uchi/soto 43–5, 44, 48, 50, 73, 124, 184, 191, 211, 219, 226; vs hierarchy 77, 83–4 uji 10–11, 13, 117; garni 117 unemployment 156, 159 uniform 49, 97 unions 64, 150, 156–9, 195 uniqueness 2, 5–6, 19 United Socialist Democratic Party 196 United States 17, 90, 98, 190, 206–7, 214 university 88, 98, 101–5, 107, 109–11, 113, 222; Christian 128; graduation 152, 154, 160, 189, 194–5 urban neighbourhood 67–72, 89, 163, 176, 192, 198, 200, 214–16, 223 utai 176 Valentine, James 83, 171 values 18, 23, 204–5, 213; alien 206; community 68; Japanese 206; religious 83; social 106; system 42, 99, 173, 176, 183, 223–5; Western 27–8, 53, 89 van Gennep, Arnold 110, 133, 135, 147 van Wolferen, Karel 187 vertical principle 86, 90 village 212; assembly 59–61, 91; head 60, 209; meetings 60; obligation 60; revival 67 violence 106–8, 178–9, 217 vocational school 108 Vogel, Ezra F. 104, 105, 113 votes 138, 191–3, 196–7, 199–201 wa 213–14 wagamama 47 Wakayama prefecture 67 Wales 214 Ward, Robert E. 202
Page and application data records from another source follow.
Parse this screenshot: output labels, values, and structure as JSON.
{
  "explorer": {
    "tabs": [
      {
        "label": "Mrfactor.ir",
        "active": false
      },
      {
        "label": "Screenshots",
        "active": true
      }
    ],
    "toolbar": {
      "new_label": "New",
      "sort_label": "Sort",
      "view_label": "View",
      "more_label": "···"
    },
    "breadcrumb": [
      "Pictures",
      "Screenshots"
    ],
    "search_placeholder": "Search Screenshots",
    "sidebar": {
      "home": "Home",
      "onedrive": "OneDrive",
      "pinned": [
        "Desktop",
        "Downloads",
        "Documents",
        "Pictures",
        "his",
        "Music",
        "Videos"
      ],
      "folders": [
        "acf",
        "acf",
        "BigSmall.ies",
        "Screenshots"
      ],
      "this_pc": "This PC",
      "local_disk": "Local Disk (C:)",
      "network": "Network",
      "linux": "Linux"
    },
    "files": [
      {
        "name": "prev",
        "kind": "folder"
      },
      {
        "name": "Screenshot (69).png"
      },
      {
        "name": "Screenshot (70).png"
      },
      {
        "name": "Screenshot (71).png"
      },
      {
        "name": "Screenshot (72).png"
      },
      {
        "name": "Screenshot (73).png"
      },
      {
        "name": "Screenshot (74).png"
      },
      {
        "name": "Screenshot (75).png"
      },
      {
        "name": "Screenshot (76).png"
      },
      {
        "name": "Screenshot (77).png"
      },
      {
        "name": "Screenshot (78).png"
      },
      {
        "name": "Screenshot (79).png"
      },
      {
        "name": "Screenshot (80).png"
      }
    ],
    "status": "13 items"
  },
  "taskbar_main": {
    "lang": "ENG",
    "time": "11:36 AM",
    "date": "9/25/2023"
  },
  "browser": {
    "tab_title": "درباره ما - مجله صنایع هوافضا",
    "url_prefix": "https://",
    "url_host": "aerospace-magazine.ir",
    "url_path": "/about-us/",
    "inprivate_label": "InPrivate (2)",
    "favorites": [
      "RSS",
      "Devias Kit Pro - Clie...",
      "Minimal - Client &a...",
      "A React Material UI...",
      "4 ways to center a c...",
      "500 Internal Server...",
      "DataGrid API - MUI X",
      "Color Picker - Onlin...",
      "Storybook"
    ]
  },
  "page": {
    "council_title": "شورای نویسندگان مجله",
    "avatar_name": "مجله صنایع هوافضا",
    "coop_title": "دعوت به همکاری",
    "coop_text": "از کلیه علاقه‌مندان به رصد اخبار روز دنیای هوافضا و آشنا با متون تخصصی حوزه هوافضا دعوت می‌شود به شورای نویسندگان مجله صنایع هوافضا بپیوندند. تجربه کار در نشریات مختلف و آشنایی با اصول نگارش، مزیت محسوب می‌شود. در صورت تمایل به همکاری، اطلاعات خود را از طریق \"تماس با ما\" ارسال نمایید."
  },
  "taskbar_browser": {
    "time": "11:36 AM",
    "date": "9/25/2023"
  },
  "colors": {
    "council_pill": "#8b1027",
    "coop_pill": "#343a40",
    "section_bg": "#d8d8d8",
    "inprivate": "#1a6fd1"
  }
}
water trade 177–80 way 173, 175; of life 15 wealth 80, 142, 171 wedding 123, 136, 151, 153; Christian 128, 141; guests 135, 142; honeymoon 183; songs 176 welfare 33–4, 64, 69; benefits 149, 159, 196 Westernisation 53 Wilkinson, Jane 82 wind-surfing 181 women 2, 17, 25, 34, 36–8, 90–1, 119; buying of 178, 180; careers 149, 160–5; groups 66, 70; intimate relations 108; in law 164; in medicine 164; occupation 155; in politics 195–6, 199–201; suffrage 191; taboos on 163 work group 151 working class consciousness 156 world view 116, 130, 204 wrapping 79, 92–3 written script 12 yakudoshi 142–3, 146 yakuza 216–18 Yamatai 9 Yamato: family 10, 12; Plain 9; rulers 10 Yayoi period 7 years of calamity 142–3, 146 yin and yang 123 yome 25, 37 Yoritomo 14 Yoro Code 12, 206 yoshi 25–6, 141 Yoshida Teigo 125 Yoshimoto Banana 172 Yoshino Kosaku 6 youth 19, 25, 60–1; group 64, 66, 176; hostels 120 zazen 122, 175 Zen Buddhism 122, 152, 175